Throughout the history of behavioral science issues of nature and nurture have been the subject of endless debate. Many students of behavior have focused exclusively on experience as the dominant factor in shaping behavioral ontogeny (257:1999). In recent years research on birdsong has provided something of a counterbalance by acknowledging the role of nature as well as nurture, but further progress in understanding mechanisms of learning awaits application of the methods and concepts of molecular and developmental genetics to behavior. A new era is dawning with the first complete genomic mapping of a songbird soon to become a reality, but the challenge for the next generation will be considerable. Researchers will need to be properly reductionistic as geneticists, and yet broad minded enough as students of behavioral mechanisms to grapple with the larger questions of nature and nurture and the evolution of behavior. But with the appropriate blend of holistic and reductionistic approaches researchers can for the first time deal properly with those questions of nature and nurture that have so long bedeviled behavioral science.
- 1948 BS University College, University of London
- 1952 PhD (Botany) University College, University of London
- 1954 PhD (Zoology) University of Cambridge
Selected (See Curriculum Vitae PDF for full works)
Palleroni, A., M. Hauser & P. Marler. 2005. Do responses of galliform birds vary adaptively with predator size? Animal Cognition 8:200-210.
Partan, S.R. & P. Marler. 2005. Issues in the classification of multimodal communication signals. American Naturalist 166: 231-245.
Palleroni, A., C.T. Miller, M. Hauser, & P. Marler. 2005. Prey plumage adaptation against falcon attack. Nature 434: 973-974.

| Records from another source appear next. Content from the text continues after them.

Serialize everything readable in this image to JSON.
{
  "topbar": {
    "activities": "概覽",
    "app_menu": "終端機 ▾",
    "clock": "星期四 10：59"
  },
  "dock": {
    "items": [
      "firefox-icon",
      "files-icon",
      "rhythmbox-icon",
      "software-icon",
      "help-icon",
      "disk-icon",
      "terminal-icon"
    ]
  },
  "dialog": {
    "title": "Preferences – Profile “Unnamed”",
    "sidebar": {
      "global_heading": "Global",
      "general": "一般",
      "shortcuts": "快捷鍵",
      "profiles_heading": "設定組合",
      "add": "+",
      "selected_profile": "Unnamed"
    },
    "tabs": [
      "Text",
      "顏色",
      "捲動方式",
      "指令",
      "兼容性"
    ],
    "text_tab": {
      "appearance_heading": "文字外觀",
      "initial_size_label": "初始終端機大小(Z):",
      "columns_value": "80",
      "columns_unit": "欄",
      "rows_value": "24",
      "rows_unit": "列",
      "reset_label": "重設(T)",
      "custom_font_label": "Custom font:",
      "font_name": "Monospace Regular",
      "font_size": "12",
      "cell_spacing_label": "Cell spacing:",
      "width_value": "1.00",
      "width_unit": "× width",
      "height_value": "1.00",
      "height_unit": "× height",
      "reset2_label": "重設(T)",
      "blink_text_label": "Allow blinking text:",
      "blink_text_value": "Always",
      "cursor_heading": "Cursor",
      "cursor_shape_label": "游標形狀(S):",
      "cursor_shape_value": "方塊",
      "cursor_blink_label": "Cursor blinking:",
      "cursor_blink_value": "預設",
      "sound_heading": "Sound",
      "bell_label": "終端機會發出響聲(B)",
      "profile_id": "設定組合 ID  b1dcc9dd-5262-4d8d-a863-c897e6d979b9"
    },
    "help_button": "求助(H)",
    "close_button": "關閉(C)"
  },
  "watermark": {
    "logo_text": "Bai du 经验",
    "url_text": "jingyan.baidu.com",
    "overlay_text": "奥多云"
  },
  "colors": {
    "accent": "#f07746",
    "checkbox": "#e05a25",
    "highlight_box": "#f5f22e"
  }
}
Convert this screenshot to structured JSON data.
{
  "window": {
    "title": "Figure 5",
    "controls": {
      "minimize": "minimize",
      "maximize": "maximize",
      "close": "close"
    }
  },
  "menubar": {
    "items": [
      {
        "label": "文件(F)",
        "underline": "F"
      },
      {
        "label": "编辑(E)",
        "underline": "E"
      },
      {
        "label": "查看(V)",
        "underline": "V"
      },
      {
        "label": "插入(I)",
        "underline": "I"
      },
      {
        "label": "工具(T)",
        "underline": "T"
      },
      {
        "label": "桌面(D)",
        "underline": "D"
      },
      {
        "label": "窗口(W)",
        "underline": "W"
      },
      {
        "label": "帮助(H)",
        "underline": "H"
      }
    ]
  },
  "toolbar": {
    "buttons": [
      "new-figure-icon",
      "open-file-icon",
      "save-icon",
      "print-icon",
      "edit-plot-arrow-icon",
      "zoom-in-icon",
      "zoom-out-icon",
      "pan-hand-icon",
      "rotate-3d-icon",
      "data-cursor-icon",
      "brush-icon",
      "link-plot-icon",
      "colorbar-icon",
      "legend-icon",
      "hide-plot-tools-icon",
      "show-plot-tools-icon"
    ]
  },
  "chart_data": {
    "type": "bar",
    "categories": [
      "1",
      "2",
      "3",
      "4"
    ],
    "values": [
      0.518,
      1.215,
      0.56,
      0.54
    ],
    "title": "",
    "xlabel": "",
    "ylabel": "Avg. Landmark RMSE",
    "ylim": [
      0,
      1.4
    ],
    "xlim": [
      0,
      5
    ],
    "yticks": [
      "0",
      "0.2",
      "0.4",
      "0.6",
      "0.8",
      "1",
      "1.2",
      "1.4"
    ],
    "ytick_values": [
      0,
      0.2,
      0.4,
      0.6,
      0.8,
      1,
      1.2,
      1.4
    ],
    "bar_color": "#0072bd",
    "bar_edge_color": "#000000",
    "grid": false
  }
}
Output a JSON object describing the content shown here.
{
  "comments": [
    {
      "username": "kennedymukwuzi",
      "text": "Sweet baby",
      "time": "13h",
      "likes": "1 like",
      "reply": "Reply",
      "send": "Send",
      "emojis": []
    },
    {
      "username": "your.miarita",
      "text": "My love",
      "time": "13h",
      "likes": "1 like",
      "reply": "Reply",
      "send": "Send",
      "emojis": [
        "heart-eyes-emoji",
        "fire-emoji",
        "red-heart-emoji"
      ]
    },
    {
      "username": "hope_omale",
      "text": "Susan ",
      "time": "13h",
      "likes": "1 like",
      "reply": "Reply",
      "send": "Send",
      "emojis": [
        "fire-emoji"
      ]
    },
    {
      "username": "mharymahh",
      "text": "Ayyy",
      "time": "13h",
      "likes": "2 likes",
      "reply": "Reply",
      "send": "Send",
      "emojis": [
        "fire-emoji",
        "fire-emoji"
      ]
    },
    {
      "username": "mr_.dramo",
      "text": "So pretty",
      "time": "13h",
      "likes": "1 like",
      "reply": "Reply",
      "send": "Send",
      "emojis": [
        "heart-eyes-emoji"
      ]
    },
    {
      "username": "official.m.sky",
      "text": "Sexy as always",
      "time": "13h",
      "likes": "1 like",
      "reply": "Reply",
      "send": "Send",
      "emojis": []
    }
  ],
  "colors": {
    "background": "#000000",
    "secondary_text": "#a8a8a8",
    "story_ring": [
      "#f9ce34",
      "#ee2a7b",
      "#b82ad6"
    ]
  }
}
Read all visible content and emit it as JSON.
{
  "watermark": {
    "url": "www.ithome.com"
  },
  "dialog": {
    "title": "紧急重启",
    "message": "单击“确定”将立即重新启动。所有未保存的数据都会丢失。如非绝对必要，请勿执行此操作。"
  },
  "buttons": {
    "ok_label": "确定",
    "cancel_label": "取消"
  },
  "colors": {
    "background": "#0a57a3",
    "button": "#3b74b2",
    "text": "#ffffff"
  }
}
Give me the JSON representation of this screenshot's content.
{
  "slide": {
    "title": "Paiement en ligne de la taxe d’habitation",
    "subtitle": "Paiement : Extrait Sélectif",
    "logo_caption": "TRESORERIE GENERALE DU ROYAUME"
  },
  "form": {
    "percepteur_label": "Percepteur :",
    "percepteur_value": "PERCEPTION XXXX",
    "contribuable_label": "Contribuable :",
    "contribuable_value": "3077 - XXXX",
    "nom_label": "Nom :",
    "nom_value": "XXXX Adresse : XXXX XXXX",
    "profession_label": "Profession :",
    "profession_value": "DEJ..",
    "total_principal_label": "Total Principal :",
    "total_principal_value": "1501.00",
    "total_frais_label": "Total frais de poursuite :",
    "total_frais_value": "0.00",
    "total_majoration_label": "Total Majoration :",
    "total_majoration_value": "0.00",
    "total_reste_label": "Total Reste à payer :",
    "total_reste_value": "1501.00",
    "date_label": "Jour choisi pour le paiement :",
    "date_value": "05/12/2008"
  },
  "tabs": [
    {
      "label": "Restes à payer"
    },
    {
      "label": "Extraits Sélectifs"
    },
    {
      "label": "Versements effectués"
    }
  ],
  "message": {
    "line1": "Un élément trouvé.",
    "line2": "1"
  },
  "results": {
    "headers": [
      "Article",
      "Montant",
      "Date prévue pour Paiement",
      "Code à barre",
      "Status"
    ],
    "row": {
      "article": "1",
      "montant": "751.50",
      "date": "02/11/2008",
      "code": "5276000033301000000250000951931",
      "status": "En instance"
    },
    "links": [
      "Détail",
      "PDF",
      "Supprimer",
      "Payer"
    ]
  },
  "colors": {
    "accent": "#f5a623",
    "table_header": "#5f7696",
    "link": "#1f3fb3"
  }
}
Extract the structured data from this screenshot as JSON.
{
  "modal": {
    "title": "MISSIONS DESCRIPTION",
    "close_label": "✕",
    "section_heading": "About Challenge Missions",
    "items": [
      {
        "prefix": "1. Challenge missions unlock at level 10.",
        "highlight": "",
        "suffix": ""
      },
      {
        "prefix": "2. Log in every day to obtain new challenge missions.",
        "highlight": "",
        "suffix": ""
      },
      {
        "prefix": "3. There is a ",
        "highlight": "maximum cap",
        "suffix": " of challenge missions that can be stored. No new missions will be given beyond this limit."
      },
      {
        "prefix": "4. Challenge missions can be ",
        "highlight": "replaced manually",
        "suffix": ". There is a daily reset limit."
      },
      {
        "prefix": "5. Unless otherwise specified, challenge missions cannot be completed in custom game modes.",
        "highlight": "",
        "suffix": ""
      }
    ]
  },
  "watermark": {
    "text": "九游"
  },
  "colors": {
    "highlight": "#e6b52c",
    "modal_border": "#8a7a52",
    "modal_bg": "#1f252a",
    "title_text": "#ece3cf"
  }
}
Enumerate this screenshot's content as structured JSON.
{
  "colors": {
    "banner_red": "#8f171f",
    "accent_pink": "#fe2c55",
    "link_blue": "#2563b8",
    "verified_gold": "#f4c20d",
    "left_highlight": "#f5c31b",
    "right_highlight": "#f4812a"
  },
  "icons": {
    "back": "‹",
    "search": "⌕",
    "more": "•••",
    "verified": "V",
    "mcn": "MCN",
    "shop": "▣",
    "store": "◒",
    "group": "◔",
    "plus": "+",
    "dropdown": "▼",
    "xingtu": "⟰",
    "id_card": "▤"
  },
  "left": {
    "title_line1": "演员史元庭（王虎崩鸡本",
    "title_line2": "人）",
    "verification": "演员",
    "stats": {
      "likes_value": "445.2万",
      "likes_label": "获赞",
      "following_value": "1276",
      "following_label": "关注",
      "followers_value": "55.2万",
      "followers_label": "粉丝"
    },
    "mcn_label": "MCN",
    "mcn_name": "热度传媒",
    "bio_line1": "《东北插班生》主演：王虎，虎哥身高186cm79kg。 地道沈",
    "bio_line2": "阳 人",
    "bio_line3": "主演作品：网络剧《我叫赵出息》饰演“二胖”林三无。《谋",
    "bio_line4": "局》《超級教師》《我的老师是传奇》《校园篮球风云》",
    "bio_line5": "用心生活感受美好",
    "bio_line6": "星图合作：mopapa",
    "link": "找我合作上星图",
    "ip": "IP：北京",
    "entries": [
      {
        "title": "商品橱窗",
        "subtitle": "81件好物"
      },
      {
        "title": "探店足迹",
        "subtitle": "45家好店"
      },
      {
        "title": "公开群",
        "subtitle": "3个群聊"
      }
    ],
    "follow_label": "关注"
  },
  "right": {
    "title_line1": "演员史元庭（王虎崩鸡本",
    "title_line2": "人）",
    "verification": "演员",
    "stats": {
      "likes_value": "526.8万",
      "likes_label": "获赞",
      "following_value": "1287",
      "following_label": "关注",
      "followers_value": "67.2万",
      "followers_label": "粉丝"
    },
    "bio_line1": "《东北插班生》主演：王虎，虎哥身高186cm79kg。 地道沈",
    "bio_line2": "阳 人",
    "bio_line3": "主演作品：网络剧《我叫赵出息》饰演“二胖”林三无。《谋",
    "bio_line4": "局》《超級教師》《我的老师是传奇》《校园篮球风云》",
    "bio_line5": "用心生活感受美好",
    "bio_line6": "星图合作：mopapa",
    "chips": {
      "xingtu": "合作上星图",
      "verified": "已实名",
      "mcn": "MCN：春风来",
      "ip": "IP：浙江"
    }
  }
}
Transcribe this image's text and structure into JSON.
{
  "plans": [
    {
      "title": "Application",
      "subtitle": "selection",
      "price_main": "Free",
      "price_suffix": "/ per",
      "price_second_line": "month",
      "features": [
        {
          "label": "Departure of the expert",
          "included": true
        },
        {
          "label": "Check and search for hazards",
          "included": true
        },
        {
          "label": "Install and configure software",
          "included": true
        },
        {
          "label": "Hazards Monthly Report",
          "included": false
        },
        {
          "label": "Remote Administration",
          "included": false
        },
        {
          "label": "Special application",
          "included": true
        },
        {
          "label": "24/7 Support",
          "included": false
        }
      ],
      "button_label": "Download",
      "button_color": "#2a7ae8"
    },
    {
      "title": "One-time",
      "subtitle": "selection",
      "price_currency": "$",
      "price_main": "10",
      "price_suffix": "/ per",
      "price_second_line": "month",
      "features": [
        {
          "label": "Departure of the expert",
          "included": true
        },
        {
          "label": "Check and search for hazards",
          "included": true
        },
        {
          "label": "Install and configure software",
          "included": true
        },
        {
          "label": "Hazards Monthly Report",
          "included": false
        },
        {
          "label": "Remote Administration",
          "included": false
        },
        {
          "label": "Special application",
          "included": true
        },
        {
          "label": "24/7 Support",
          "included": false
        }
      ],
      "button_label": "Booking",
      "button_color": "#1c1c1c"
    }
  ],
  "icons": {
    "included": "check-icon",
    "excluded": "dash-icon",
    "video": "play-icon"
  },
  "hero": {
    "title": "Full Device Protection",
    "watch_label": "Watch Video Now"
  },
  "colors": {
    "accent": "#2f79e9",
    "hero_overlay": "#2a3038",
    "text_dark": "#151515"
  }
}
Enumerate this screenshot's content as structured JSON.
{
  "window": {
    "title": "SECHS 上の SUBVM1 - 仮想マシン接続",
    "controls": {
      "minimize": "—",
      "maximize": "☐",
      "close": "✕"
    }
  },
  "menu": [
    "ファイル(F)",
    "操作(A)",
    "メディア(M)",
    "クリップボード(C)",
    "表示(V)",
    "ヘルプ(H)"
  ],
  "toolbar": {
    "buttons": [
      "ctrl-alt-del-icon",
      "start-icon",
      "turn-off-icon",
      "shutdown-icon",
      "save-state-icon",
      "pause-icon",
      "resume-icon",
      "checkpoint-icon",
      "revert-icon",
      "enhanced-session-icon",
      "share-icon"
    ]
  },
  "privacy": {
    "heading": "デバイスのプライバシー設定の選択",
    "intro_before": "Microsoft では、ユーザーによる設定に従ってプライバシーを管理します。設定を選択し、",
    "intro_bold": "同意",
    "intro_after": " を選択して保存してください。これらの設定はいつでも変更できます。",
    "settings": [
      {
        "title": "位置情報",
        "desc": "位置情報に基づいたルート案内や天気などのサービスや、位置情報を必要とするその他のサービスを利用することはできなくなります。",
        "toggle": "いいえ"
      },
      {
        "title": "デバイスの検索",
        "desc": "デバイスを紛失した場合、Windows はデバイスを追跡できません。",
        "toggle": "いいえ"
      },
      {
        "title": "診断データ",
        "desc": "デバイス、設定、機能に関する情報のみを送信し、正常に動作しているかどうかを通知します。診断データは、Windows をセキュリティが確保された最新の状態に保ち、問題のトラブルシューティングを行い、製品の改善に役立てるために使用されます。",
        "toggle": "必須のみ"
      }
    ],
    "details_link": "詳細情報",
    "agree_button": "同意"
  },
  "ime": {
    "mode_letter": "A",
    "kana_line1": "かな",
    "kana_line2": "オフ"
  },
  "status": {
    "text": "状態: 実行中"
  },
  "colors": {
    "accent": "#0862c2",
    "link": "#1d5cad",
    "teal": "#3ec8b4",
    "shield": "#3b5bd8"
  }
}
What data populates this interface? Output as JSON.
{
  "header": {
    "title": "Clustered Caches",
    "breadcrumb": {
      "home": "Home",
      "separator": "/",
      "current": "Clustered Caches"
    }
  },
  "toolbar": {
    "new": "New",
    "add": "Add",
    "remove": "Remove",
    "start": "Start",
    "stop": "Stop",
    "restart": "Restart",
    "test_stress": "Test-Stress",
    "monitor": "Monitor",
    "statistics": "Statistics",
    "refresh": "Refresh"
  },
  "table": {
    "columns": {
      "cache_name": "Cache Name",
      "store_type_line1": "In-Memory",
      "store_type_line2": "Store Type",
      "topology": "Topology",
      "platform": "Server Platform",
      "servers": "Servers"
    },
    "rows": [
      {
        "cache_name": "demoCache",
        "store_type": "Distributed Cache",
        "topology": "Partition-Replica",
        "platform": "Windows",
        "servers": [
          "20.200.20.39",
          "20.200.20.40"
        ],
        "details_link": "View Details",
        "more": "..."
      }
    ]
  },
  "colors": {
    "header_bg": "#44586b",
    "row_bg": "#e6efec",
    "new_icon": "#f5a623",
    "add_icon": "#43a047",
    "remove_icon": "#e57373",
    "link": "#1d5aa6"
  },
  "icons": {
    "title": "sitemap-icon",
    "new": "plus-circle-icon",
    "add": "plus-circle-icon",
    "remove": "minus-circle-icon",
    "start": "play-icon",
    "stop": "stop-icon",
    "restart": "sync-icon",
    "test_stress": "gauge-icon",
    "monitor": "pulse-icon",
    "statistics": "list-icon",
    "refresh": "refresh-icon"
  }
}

Nelson, D.A. & P. Marler. 2005. Do bird nestmates learn the same songs? Animal Behaviour 69: 1007-1010.
Marler, P. 2005. Ethology and the origins of behavioral endocrinology. Hormones and Behavior 47: 493-502.
Marler, P. 2004. Science and birdsong: The good old days. In: Nature’s Music: The Science of Birdsong, P. Marler & H. Slabbekoorn (eds.). Elsevier Academic Press, San Diego , CA , pp. 1-38.
Marler P. 1999. How much does a human environment humanize a chimp. American Anthropologist. 101:432-436
Marler P. 1999. Origins of music and speech: Insights from animals. The Origins of Music. :Cambridge: MIT Press
Marler P and DF Sherry. 1999. The nature and nurture of developmental plasticity. Proceedings of the 22nd International Ornithological Congress. Durban South Africa: University of Natal Press:in press